“Today’s enforcement action not only charges SolarWinds and Brown for misleading the investing public and failing to protect the company’s ‘crown jewel’ assets, but also underscores our message to issuers: implement strong controls calibrated to your risk environments and level with investors about known concerns,” said Grewal.

SolarWinds was hacked as far back as 2019 by a group of government hackers associated with Russia’s foreign intelligence service, who broke into SolarWinds’ network and planted a backdoor in the code of the company’s flagship Orion network management product. When the tainted Orion software was pushed to SolarWinds’ customers as a software update, the hackers gained access to every network running the compromised software, including private companies and federal agencies.

The hack was discovered almost a year later in 2020, during which several U.S. government departments were confirmed compromised, including NASA, Homeland Security and the Department of Justice, as well as security giant FireEye, and several tech companies, universities, and hospitals.

The SEC told SolarWinds in November 2022 that it faced enforcement action following the cyberattack, warning that the company’s cybersecurity disclosures and public statements were under scrutiny.

Following the breach, former SolarWinds chief executive Kevin Thompson was pilloried by U.S. lawmakers for blaming an intern for using the now-infamous password, “solarwinds123,” on a SolarWinds file server for several years until it was discovered by a security researcher. The SEC said in its complaint filed in a New York federal court that the simplicity of this password “did not comply with the company’s stated password complexity requirements,” which conflicted with SolarWinds’ publicly posted security statement. The SEC said that SolarWinds and Brown’s “misstatements and omissions regarding password issues were not only false and misleading, but materially so.”

A SolarWinds spokesperson declined to comment on the record. In a blog post published shortly after the SEC’s announcement, SolarWinds CEO Sudhakar Ramakrishna accused the SEC of launching a “misguided and improper enforcement action” against the company and that it will “vigorously oppose this action.”

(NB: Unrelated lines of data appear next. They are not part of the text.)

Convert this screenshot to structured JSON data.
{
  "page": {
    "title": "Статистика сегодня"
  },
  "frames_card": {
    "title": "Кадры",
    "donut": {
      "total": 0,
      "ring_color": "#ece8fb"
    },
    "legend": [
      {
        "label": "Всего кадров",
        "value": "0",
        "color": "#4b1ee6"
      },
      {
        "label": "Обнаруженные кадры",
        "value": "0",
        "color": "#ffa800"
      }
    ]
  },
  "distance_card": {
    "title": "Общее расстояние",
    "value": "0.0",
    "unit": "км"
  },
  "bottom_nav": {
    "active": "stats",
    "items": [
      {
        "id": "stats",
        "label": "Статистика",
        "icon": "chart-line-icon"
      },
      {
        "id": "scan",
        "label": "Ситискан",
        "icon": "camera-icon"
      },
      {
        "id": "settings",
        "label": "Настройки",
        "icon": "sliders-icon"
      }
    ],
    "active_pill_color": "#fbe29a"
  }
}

Alec Koch, an attorney for Brown, said that he looks forward to defending Brown’s reputation and “correcting the inaccuracies in the SEC’s complaint.”

source: TechCrunch